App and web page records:
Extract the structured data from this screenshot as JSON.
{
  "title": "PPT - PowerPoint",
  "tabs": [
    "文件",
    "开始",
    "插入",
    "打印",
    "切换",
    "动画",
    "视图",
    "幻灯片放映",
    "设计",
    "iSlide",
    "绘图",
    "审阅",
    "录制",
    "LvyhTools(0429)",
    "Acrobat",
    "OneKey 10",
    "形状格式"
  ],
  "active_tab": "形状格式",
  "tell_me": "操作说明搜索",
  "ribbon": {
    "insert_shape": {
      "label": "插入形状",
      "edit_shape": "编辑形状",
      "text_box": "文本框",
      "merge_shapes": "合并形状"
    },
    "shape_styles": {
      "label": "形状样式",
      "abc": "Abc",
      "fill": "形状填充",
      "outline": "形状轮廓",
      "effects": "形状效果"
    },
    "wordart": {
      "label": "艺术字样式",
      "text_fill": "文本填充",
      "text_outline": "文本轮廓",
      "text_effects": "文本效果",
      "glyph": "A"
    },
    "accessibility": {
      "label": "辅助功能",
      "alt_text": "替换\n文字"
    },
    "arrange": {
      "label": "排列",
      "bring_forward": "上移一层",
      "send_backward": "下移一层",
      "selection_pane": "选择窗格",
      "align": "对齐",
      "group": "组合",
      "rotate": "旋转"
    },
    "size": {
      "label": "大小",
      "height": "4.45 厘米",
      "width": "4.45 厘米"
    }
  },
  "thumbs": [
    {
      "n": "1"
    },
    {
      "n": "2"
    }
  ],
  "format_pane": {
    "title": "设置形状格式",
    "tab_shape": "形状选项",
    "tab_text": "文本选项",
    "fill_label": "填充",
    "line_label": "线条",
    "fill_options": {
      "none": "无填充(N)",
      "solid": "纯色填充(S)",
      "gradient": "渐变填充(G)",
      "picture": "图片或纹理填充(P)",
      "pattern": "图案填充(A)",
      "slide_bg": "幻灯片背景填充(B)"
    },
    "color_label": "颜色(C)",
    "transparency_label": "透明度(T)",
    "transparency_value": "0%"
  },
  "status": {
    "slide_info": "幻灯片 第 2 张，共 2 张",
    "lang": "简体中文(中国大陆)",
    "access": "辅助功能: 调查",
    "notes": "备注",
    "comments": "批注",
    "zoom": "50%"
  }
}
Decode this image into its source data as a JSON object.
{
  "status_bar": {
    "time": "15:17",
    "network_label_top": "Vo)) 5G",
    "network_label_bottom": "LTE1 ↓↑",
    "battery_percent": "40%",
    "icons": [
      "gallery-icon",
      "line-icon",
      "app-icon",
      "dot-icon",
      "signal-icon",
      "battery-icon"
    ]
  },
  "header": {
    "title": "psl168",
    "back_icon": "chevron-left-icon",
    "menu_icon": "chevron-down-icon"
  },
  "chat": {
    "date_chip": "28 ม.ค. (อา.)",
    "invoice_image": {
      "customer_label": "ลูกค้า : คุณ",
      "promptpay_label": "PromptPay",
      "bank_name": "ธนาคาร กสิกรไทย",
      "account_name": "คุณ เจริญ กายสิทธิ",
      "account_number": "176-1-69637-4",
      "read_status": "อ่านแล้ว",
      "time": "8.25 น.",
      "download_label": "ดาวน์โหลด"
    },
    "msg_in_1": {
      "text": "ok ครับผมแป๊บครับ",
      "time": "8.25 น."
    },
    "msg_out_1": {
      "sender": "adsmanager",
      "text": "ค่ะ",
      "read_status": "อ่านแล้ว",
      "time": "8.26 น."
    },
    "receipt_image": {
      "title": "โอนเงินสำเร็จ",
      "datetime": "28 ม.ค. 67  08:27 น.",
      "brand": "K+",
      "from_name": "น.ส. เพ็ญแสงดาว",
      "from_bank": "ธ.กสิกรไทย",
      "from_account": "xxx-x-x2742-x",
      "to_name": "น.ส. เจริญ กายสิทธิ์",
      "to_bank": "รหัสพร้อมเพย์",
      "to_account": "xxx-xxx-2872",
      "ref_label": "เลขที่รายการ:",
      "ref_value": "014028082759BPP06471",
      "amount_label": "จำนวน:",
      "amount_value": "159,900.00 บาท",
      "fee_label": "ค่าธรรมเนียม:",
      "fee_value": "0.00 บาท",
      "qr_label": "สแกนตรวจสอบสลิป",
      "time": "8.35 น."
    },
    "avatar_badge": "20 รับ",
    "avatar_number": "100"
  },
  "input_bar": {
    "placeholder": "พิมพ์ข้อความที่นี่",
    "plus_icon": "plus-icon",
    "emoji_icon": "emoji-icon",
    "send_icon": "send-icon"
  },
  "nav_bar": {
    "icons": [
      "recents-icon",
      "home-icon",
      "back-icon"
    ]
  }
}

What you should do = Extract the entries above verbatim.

Response to this exercise =
Extract the structured data from this screenshot as JSON.
{
  "title": "PPT - PowerPoint",
  "tabs": [
    "文件",
    "开始",
    "插入",
    "打印",
    "切换",
    "动画",
    "视图",
    "幻灯片放映",
    "设计",
    "iSlide",
    "绘图",
    "审阅",
    "录制",
    "LvyhTools(0429)",
    "Acrobat",
    "OneKey 10",
    "形状格式"
  ],
  "active_tab": "形状格式",
  "tell_me": "操作说明搜索",
  "ribbon": {
    "insert_shape": {
      "label": "插入形状",
      "edit_shape": "编辑形状",
      "text_box": "文本框",
      "merge_shapes": "合并形状"
    },
    "shape_styles": {
      "label": "形状样式",
      "abc": "Abc",
      "fill": "形状填充",
      "outline": "形状轮廓",
      "effects": "形状效果"
    },
    "wordart": {
      "label": "艺术字样式",
      "text_fill": "文本填充",
      "text_outline": "文本轮廓",
      "text_effects": "文本效果",
      "glyph": "A"
    },
    "accessibility": {
      "label": "辅助功能",
      "alt_text": "替换\n文字"
    },
    "arrange": {
      "label": "排列",
      "bring_forward": "上移一层",
      "send_backward": "下移一层",
      "selection_pane": "选择窗格",
      "align": "对齐",
      "group": "组合",
      "rotate": "旋转"
    },
    "size": {
      "label": "大小",
      "height": "4.45 厘米",
      "width": "4.45 厘米"
    }
  },
  "thumbs": [
    {
      "n": "1"
    },
    {
      "n": "2"
    }
  ],
  "format_pane": {
    "title": "设置形状格式",
    "tab_shape": "形状选项",
    "tab_text": "文本选项",
    "fill_label": "填充",
    "line_label": "线条",
    "fill_options": {
      "none": "无填充(N)",
      "solid": "纯色填充(S)",
      "gradient": "渐变填充(G)",
      "picture": "图片或纹理填充(P)",
      "pattern": "图案填充(A)",
      "slide_bg": "幻灯片背景填充(B)"
    },
    "color_label": "颜色(C)",
    "transparency_label": "透明度(T)",
    "transparency_value": "0%"
  },
  "status": {
    "slide_info": "幻灯片 第 2 张，共 2 张",
    "lang": "简体中文(中国大陆)",
    "access": "辅助功能: 调查",
    "notes": "备注",
    "comments": "批注",
    "zoom": "50%"
  }
}
Decode this image into its source data as a JSON object.
{
  "status_bar": {
    "time": "15:17",
    "network_label_top": "Vo)) 5G",
    "network_label_bottom": "LTE1 ↓↑",
    "battery_percent": "40%",
    "icons": [
      "gallery-icon",
      "line-icon",
      "app-icon",
      "dot-icon",
      "signal-icon",
      "battery-icon"
    ]
  },
  "header": {
    "title": "psl168",
    "back_icon": "chevron-left-icon",
    "menu_icon": "chevron-down-icon"
  },
  "chat": {
    "date_chip": "28 ม.ค. (อา.)",
    "invoice_image": {
      "customer_label": "ลูกค้า : คุณ",
      "promptpay_label": "PromptPay",
      "bank_name": "ธนาคาร กสิกรไทย",
      "account_name": "คุณ เจริญ กายสิทธิ",
      "account_number": "176-1-69637-4",
      "read_status": "อ่านแล้ว",
      "time": "8.25 น.",
      "download_label": "ดาวน์โหลด"
    },
    "msg_in_1": {
      "text": "ok ครับผมแป๊บครับ",
      "time": "8.25 น."
    },
    "msg_out_1": {
      "sender": "adsmanager",
      "text": "ค่ะ",
      "read_status": "อ่านแล้ว",
      "time": "8.26 น."
    },
    "receipt_image": {
      "title": "โอนเงินสำเร็จ",
      "datetime": "28 ม.ค. 67  08:27 น.",
      "brand": "K+",
      "from_name": "น.ส. เพ็ญแสงดาว",
      "from_bank": "ธ.กสิกรไทย",
      "from_account": "xxx-x-x2742-x",
      "to_name": "น.ส. เจริญ กายสิทธิ์",
      "to_bank": "รหัสพร้อมเพย์",
      "to_account": "xxx-xxx-2872",
      "ref_label": "เลขที่รายการ:",
      "ref_value": "014028082759BPP06471",
      "amount_label": "จำนวน:",
      "amount_value": "159,900.00 บาท",
      "fee_label": "ค่าธรรมเนียม:",
      "fee_value": "0.00 บาท",
      "qr_label": "สแกนตรวจสอบสลิป",
      "time": "8.35 น."
    },
    "avatar_badge": "20 รับ",
    "avatar_number": "100"
  },
  "input_bar": {
    "placeholder": "พิมพ์ข้อความที่นี่",
    "plus_icon": "plus-icon",
    "emoji_icon": "emoji-icon",
    "send_icon": "send-icon"
  },
  "nav_bar": {
    "icons": [
      "recents-icon",
      "home-icon",
      "back-icon"
    ]
  }
}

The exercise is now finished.